Rossi siblings leave audience ‘Stagestruck’


Kevin Hall

Regina Rossi, who was the soprano singer in Stagestruck, sings “Glitter and be Gay” from Candide in the performance in the Doudna Fine Arts Center Sun. in the Dvorak Concert Hall.

Margorie Clemente, Opinions Editor

Melodies ricocheted off the Dvorak Concert Hall’s walls from the cacophony of strings and elongated groans of brass as Eastern’s Symphony Orchestra fine-tuned their instruments before commencing the “Stagestruck” performance Sunday afternoon.

After confronting February’s wind chill, families and couples of all ages stepped into the warmth of wind, string and brass.

Singer and dancer Regina Rossi, with her versatile voice engaging the audience, accompanied Eastern’s orchestra. The orchestra lingered with long pauses and rose—the bursts of brass, the rolls of the drums, the gust of wind instruments and the swelling trill of the strings—all joined in a chorus with Regina Rossi’s unwavering voice.

Regina Rossi’s versatility emerged in playful songs like “The Girl in 14G.” She roused laughter from the audience as she scatted, shimmied and snapped all while tapping her foot to a quickened, swing-like pace.

The song portrays a story of a young woman living in apartment 14G who endures her obnoxious neighbors above and below her. While the persona of apartment 13G disrupts the young woman’s peaceful slumber with her strident, opera-like caterwauling, apartment 15G’s persona just as loudly and unashamedly expresses her love for jazz and swing.

In just one song, Regina Rossi swiftly alters not only her voice, but also her body language from one character to the next.

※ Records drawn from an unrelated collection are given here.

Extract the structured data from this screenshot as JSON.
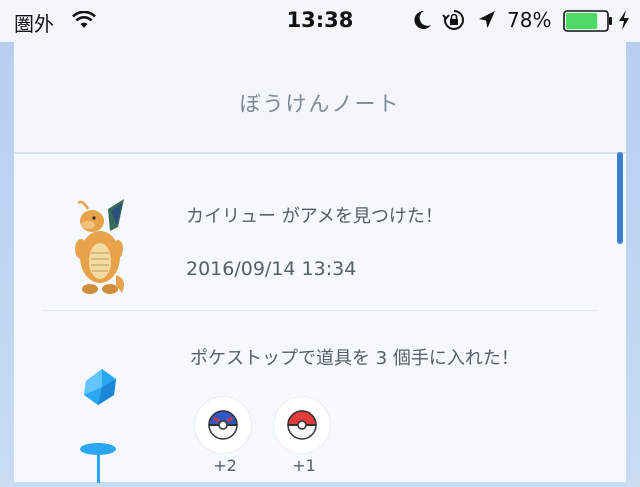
{
  "status": {
    "carrier": "圏外",
    "time": "13:38",
    "battery_percent": "78%",
    "battery_level": 0.78,
    "icons": [
      "wifi-icon",
      "moon-icon",
      "rotation-lock-icon",
      "location-icon",
      "battery-icon",
      "charging-icon"
    ]
  },
  "header": {
    "title": "ぼうけんノート"
  },
  "entries": [
    {
      "message": "カイリュー がアメを見つけた！",
      "timestamp": "2016/09/14 13:34",
      "image": "dragonite-image"
    },
    {
      "message": "ポケストップで道具を 3 個手に入れた！",
      "image": "pokestop-image",
      "items": [
        {
          "name": "great-ball-icon",
          "count": "+2"
        },
        {
          "name": "poke-ball-icon",
          "count": "+1"
        }
      ]
    }
  ],
  "colors": {
    "accent": "#3d7ed1",
    "battery": "#4cd964",
    "text": "#555f68"
  }
}
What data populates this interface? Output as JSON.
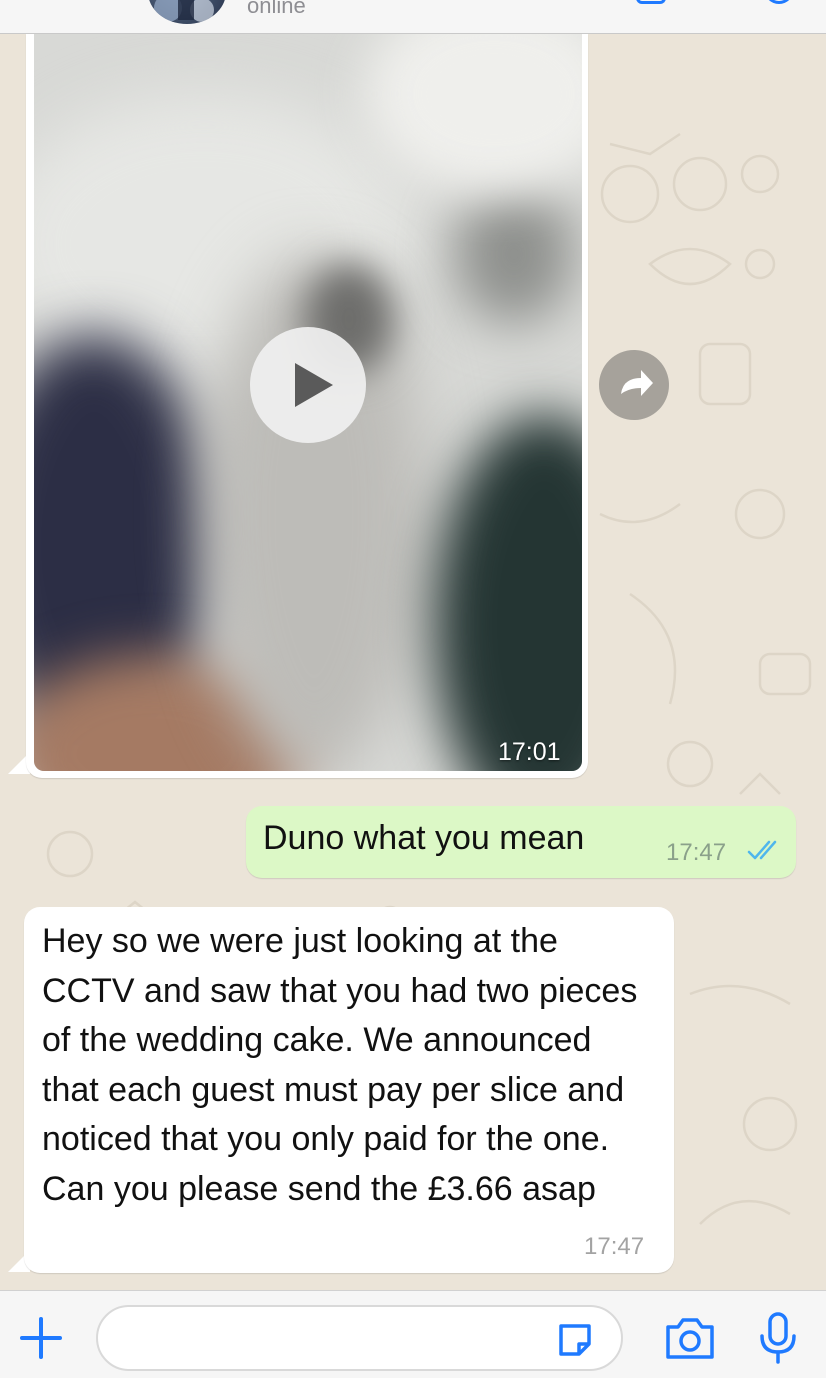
{
  "header": {
    "status": "online"
  },
  "messages": [
    {
      "type": "video",
      "direction": "incoming",
      "time": "17:01"
    },
    {
      "type": "text",
      "direction": "outgoing",
      "text": "Duno what you mean",
      "time": "17:47",
      "read": true
    },
    {
      "type": "text",
      "direction": "incoming",
      "text": "Hey so we were just looking at the CCTV and saw that you had two pieces of the wedding cake. We announced that each guest must pay per slice and noticed that you only paid for the one. Can you please send the £3.66 asap",
      "time": "17:47"
    }
  ],
  "composer": {
    "placeholder": "",
    "icons": [
      "plus-icon",
      "sticker-icon",
      "camera-icon",
      "microphone-icon"
    ]
  },
  "colors": {
    "accent": "#1f7aff",
    "outgoing_bubble": "#dcf8c6",
    "incoming_bubble": "#ffffff",
    "chat_background": "#ebe4d8",
    "read_ticks": "#4fb6ec"
  }
}
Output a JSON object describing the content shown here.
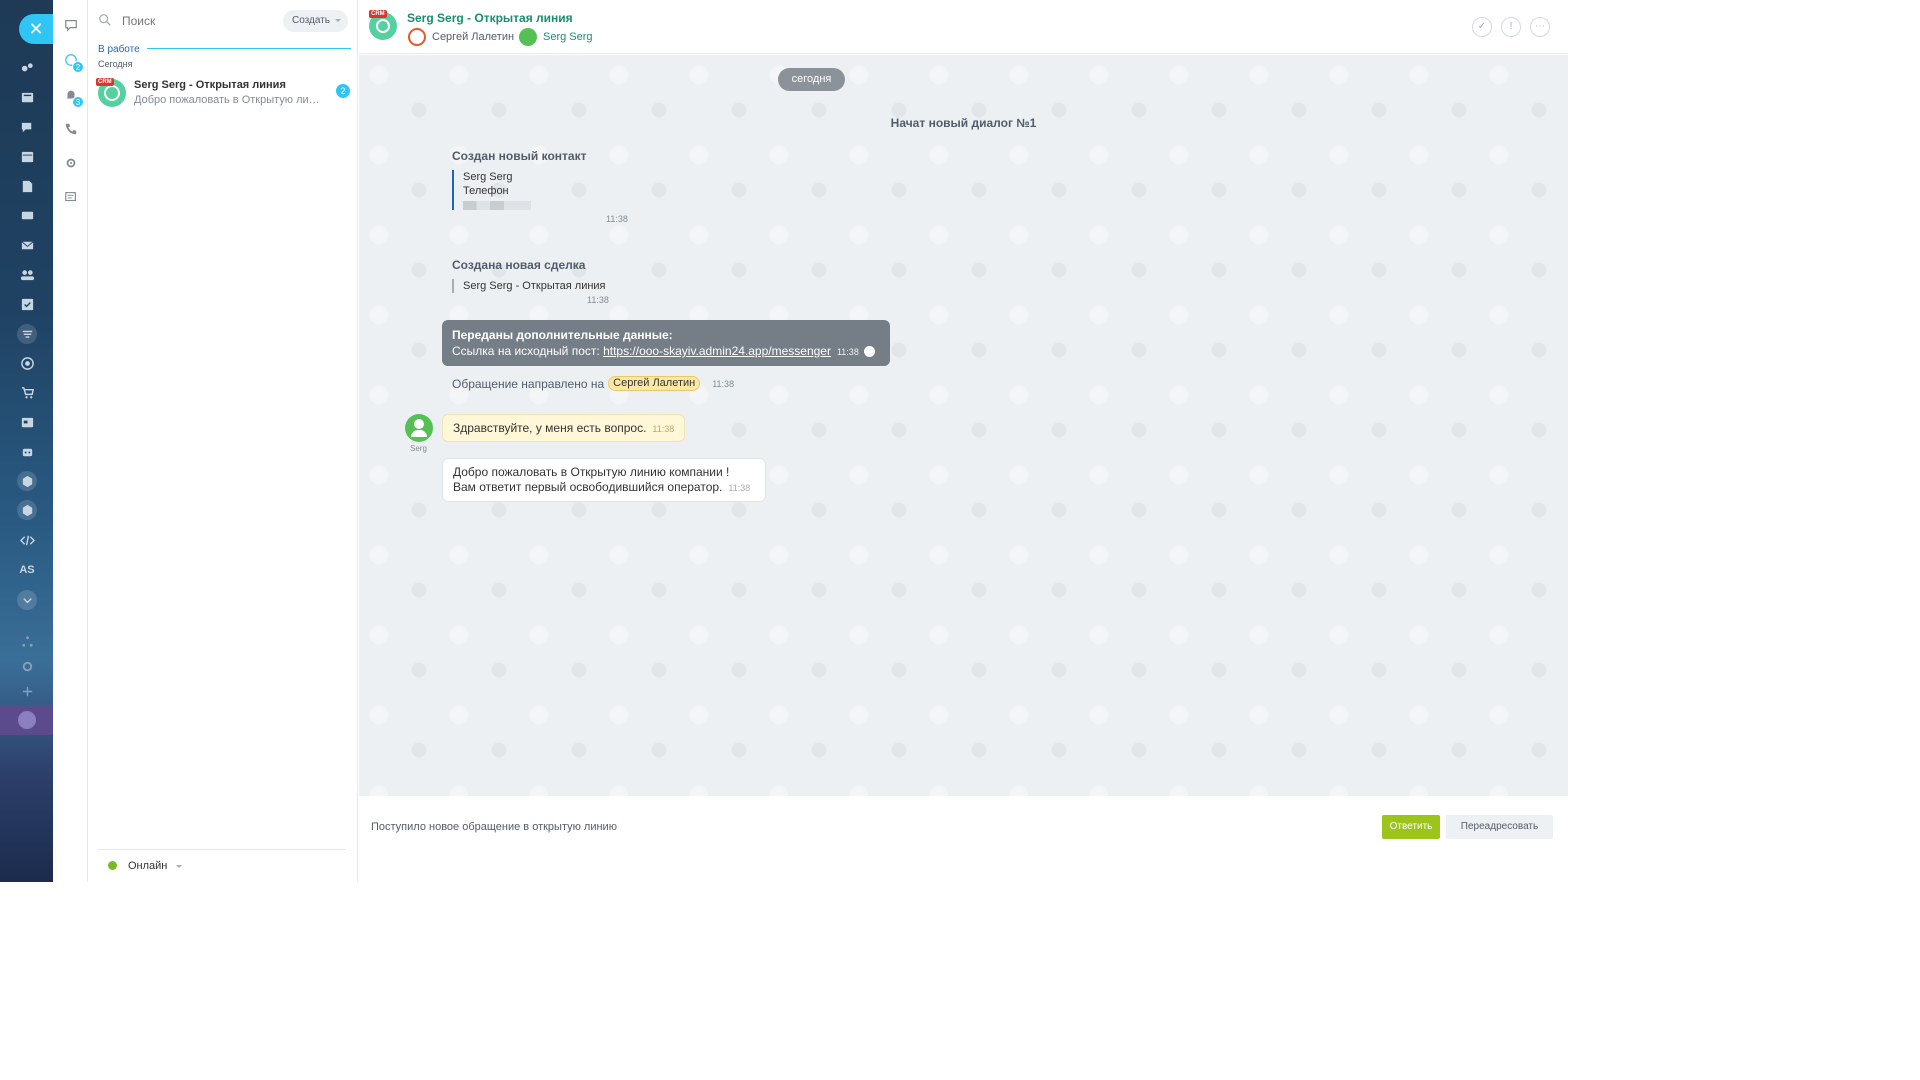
{
  "colors": {
    "accent": "#2fc6f6",
    "green_button": "#9dc41a",
    "header_link": "#1a8f6d",
    "crm_tag": "#d7372f"
  },
  "rail": {
    "close_icon": "close-icon",
    "items": [
      "activity-stream-icon",
      "feed-icon",
      "chat-icon",
      "calendar-icon",
      "documents-icon",
      "drive-icon",
      "mail-icon",
      "groups-icon",
      "tasks-icon",
      "crm-icon",
      "goals-icon",
      "shop-icon",
      "contact-center-icon",
      "robots-icon",
      "apps-icon",
      "market-icon",
      "developer-icon"
    ],
    "as_label": "AS"
  },
  "tools": {
    "items": [
      {
        "icon": "chat-bubble-icon",
        "badge": ""
      },
      {
        "icon": "open-lines-icon",
        "badge": "2"
      },
      {
        "icon": "notifications-icon",
        "badge": "3"
      },
      {
        "icon": "phone-icon",
        "badge": ""
      },
      {
        "icon": "settings-icon",
        "badge": ""
      },
      {
        "icon": "tasks-list-icon",
        "badge": ""
      }
    ]
  },
  "list": {
    "search_placeholder": "Поиск",
    "create_label": "Создать",
    "section_label": "В работе",
    "section_date": "Сегодня",
    "chats": [
      {
        "crm": "CRM",
        "title": "Serg Serg - Открытая линия",
        "preview": "Добро пожаловать в Открытую линию компании !",
        "count": "2"
      }
    ],
    "status_label": "Онлайн"
  },
  "header": {
    "crm": "CRM",
    "title": "Serg Serg - Открытая линия",
    "operator": "Сергей Лалетин",
    "client": "Serg Serg"
  },
  "chat": {
    "date_pill": "сегодня",
    "dialog_start": "Начат новый диалог №1",
    "contact_block": {
      "title": "Создан новый контакт",
      "name": "Serg Serg",
      "field": "Телефон",
      "time": "11:38"
    },
    "deal_block": {
      "title": "Создана новая сделка",
      "name": "Serg Serg - Открытая линия",
      "time": "11:38"
    },
    "extra_data": {
      "title": "Переданы дополнительные данные:",
      "prefix": "Ссылка на исходный пост: ",
      "link": "https://ooo-skayiv.admin24.app/messenger",
      "time": "11:38"
    },
    "forward": {
      "text": "Обращение направлено на",
      "name": "Сергей Лалетин",
      "time": "11:38"
    },
    "client_name": "Serg",
    "client_message": {
      "text": "Здравствуйте, у меня есть вопрос.",
      "time": "11:38"
    },
    "welcome": {
      "line1": "Добро пожаловать в Открытую линию компании !",
      "line2": "Вам ответит первый освободившийся оператор.",
      "time": "11:38"
    }
  },
  "footer": {
    "message": "Поступило новое обращение в открытую линию",
    "answer_label": "Ответить",
    "forward_label": "Переадресовать"
  }
}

Regina Rossi’s personality continued to grow on stage in other pieces such as “Glitter and be Gay.” She ended her piece with an infectious cackle—all a part of the character she was portraying, which sent the audience into hysterics. Regina Rossi uses the space around her in a way that allowed room for her characters to come to life and roam freely.

Richard Rossi, conductor of the symphony orchestra and accompanying pianist, introduced the touching tribute to their parents, “And this is My Beloved.” He mentioned the following song was their parent’s first duo in Broadway, and then Regina Rossi and a cannoning trio performed the piece.

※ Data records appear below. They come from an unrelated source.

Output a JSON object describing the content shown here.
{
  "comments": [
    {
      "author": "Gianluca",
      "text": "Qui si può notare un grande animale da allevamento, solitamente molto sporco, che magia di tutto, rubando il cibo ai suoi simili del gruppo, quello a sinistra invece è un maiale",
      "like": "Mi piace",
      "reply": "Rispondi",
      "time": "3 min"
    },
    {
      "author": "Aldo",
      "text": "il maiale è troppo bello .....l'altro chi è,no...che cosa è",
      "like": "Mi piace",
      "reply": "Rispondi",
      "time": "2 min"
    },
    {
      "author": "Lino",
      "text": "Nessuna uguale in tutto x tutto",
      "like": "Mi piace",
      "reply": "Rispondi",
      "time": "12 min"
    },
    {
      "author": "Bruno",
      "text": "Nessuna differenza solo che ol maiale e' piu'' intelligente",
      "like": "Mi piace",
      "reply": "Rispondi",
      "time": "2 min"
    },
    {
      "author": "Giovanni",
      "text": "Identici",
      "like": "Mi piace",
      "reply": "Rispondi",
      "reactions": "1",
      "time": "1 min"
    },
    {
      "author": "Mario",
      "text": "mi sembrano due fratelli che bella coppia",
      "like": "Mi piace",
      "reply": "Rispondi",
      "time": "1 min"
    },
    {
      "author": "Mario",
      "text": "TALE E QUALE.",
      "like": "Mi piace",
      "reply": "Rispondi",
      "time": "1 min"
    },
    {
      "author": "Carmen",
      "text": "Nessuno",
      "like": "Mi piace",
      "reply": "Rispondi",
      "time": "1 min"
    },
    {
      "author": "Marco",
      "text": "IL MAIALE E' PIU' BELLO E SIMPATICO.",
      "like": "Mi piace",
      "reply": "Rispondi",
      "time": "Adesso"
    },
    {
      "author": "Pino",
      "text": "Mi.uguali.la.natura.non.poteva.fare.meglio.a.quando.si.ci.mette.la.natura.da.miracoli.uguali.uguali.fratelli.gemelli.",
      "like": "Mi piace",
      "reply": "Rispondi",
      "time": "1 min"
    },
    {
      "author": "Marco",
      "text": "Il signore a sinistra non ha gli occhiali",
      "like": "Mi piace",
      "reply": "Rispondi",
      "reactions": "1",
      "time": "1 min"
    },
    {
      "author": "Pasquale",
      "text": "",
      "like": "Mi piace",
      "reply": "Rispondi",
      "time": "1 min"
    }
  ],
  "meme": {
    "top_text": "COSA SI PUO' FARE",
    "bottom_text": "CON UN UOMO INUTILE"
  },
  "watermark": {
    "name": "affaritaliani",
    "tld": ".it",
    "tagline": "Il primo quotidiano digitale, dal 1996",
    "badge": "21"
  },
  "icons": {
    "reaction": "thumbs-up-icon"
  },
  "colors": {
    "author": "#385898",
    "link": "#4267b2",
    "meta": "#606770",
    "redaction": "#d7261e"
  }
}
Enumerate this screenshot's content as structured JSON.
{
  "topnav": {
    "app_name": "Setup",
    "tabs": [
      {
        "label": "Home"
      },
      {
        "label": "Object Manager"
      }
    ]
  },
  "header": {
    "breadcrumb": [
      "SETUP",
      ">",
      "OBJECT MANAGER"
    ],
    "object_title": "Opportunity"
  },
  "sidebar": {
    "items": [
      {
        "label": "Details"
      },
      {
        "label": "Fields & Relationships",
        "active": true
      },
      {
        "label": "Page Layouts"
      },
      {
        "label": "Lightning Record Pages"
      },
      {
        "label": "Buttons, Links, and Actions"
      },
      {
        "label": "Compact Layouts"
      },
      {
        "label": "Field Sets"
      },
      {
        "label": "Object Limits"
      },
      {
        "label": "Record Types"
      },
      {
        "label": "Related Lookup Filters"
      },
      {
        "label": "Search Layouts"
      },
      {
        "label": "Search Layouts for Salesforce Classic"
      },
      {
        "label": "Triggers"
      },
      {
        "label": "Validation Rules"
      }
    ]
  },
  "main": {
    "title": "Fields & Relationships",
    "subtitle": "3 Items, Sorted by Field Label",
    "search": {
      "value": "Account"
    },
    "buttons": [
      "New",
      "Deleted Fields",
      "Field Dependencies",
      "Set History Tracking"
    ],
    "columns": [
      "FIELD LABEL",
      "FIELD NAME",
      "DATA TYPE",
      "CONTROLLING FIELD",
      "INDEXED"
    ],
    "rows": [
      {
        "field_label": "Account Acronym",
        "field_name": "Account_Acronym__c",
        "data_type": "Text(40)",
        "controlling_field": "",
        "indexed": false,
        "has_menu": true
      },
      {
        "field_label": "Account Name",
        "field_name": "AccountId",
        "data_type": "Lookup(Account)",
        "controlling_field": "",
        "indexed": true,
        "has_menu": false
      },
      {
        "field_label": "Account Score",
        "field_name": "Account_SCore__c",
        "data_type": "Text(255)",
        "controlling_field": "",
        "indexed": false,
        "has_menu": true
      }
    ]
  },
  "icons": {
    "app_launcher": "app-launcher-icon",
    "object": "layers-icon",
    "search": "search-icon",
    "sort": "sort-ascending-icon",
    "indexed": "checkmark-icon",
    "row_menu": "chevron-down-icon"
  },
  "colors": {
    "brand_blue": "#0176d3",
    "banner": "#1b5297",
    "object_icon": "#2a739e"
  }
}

Regina Rossi’s motherly rendition of “Not While I’m Around” from the musical “Sweeny Todd” was dedicated to her 19-year-old son.

Tears threatening her lashes, Regina Rossi said performing the tribute song to her parents was especially emotional for her now that the curtains have closed. She said she felt it was a wonderful sensation being back at Eastern and stated it had been precisely 13 years since her last performance at Eastern with her father when he was still alive.

Eric Luminais played his solo piece, which happened to be his first solo appearance with an orchestra, due to his winning Eastern’s 2014 Concerto competition. Luminais’ flute fascinated audiences. Falling silent, the audience shifted further out of their seats to catch the hurried little breaths of the flute.

Luminais’ performance left the audience members nodding at one another in approval. He spoke briefly about his jitters before waltzing out onto the stage.

“I was definitely feeling some adrenaline, but I felt good,” he said.

Richard Rossi encouraged the audience to stay for a surprise finale: a variation of “Somewhere Over the Rainbow.”

Regina Rossi said this particular piece was the song that got her mother into Broadway.

The crowds then showered the orchestra with roaring applause, standing ovations and strings of compliments throughout and after the concert.


Margorie Clemente can be reached at 581-2812 or at [email protected].